One genre that really seemed to take off in the 4th generation of consoles and I think particularly on the Megadrive was sports titles, one clearly landmark title was EA’s FIFA International Soccer – the game that started one of gaming’s most successful series. Whilst also available on the Master System again it was really took 16-bit graphics and speed to get the genre going with the followup game FIFA Soccer 95 being a Megadrive exclusive and other franchises throwing their hats into the ring such as NBA Jam, Madden NFL, NHL Hockey, NHLPA Hockey, PGA Tour Golf and so on.
Other honourable mentions go to sideways-scrolling beat-em-ups Revenge of Shinobi and Streets of Rage II, classic 2D fighting game Mortal Kombat, mini-racer Micro Machines and the weirdo sandbox title Toejam and Earl.
Sega Add-ons: Mega-CD & 32X
One of Sega’s biggest problems and I think a major contributor to its eventual downfall is that they were always high on their on supply, they believed in their grand vision just a little too much. This attitude led them to fragment the market by releasing the Sega-CD and later the 32X, add-ons that few people understood and which never really received enough attention from developers to build up a good library of titles.

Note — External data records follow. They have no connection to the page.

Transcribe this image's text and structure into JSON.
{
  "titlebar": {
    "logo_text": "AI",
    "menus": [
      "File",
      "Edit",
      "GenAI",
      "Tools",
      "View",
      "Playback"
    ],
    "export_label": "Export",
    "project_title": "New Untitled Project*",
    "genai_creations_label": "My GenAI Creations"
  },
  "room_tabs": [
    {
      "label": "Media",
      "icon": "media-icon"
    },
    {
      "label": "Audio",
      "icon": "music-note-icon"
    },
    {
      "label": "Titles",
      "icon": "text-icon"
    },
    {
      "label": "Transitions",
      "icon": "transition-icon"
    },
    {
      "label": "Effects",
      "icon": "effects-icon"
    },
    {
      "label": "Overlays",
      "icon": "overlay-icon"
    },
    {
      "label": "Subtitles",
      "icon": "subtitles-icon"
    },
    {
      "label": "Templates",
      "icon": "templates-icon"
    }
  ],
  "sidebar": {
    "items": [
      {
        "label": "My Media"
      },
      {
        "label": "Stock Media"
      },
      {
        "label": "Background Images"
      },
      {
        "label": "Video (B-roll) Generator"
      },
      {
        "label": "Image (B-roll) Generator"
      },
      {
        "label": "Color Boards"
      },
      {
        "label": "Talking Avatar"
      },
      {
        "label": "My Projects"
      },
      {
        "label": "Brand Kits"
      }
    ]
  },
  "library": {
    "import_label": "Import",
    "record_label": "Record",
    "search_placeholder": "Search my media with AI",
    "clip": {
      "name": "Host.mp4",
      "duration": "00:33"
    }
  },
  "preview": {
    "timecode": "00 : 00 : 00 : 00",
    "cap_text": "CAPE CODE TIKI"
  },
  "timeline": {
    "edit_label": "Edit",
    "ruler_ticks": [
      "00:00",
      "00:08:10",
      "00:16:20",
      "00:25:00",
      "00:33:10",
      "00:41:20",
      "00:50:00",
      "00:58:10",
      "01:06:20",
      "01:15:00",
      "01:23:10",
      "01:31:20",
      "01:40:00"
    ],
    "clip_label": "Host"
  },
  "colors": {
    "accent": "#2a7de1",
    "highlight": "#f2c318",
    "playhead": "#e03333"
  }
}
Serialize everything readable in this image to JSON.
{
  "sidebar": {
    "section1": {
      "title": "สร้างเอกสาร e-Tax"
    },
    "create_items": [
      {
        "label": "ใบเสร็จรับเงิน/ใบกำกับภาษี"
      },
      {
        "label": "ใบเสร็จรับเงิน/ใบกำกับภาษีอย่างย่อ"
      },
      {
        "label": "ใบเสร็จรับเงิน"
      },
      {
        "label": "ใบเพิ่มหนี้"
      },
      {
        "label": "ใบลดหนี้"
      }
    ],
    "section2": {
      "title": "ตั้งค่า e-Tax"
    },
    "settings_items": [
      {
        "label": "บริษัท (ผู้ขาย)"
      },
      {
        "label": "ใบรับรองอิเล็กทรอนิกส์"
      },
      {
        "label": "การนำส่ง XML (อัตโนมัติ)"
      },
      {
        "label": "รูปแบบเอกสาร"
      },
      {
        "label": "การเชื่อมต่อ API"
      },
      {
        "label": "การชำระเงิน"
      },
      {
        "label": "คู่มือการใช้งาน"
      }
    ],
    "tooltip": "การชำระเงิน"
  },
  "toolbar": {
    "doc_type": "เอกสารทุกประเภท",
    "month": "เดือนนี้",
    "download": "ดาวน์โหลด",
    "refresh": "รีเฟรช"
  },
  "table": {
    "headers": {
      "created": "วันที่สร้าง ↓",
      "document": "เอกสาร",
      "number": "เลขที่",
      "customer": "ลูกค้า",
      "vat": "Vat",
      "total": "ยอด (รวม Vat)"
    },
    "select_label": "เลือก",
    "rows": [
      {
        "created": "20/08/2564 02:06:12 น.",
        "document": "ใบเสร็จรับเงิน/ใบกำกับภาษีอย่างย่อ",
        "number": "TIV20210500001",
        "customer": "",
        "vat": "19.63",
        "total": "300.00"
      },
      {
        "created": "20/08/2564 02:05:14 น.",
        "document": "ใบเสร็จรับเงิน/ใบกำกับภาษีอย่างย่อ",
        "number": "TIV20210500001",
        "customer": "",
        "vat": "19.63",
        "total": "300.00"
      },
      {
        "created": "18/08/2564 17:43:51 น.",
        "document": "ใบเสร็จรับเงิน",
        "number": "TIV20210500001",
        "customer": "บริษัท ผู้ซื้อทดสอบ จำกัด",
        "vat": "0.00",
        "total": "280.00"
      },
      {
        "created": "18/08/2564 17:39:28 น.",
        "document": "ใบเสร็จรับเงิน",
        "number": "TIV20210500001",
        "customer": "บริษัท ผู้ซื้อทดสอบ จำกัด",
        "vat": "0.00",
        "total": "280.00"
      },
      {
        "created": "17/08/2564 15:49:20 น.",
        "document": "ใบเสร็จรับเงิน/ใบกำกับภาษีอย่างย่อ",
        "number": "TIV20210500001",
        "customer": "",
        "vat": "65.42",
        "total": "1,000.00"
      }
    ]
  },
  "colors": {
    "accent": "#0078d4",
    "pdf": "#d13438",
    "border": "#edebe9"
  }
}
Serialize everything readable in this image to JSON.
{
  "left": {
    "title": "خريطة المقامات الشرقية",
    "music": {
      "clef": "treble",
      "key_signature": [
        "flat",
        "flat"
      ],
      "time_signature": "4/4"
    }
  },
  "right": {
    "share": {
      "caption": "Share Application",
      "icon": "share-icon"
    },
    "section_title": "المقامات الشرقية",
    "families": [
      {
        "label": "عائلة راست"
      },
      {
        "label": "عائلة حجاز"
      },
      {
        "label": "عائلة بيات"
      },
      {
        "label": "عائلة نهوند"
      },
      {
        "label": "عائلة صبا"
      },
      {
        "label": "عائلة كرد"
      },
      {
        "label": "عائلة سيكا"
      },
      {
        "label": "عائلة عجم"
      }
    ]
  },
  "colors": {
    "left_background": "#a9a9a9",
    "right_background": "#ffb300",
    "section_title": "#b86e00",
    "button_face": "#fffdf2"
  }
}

The Mega-CD was unit that fit either underneath the original Megadrive or alongside the Megadrive II holding the main console in a sort of cradle, it provided a CD-ROM drive which would naturally allow much higher volumes of data to be stored alongside real CD-quality sounds, Full Motion Video (which was mainly grainy and pointless) and some additional graphics horsepower. The problem was that most games of the era didn’t really need that and consequently most titles released seemed to be much more like technology showcases than decent playable games (Night Trap I’m looking at you). This time I’m not going to pick a ‘best game’ out of the pile I’ve got because I honestly don’t believe that any of them rate higher than the standard Megadrive titles.
The 32X was a strange beast indeed, meant to up the power of the Megadrive to a 32-bit level it was a mushroom-like lump that was attached directly to the cartridge bay of the main console and in turn took specially designed cartridges itself, there were never really many games available for the 32X and I imagine the whole project lost a lot of money for Sega. Still, some titles really showed off a level of power beyond that of any other equivalent on the standard 4th gen. consoles, found Virtua Racing Deluxe and Doom to be two of the best available.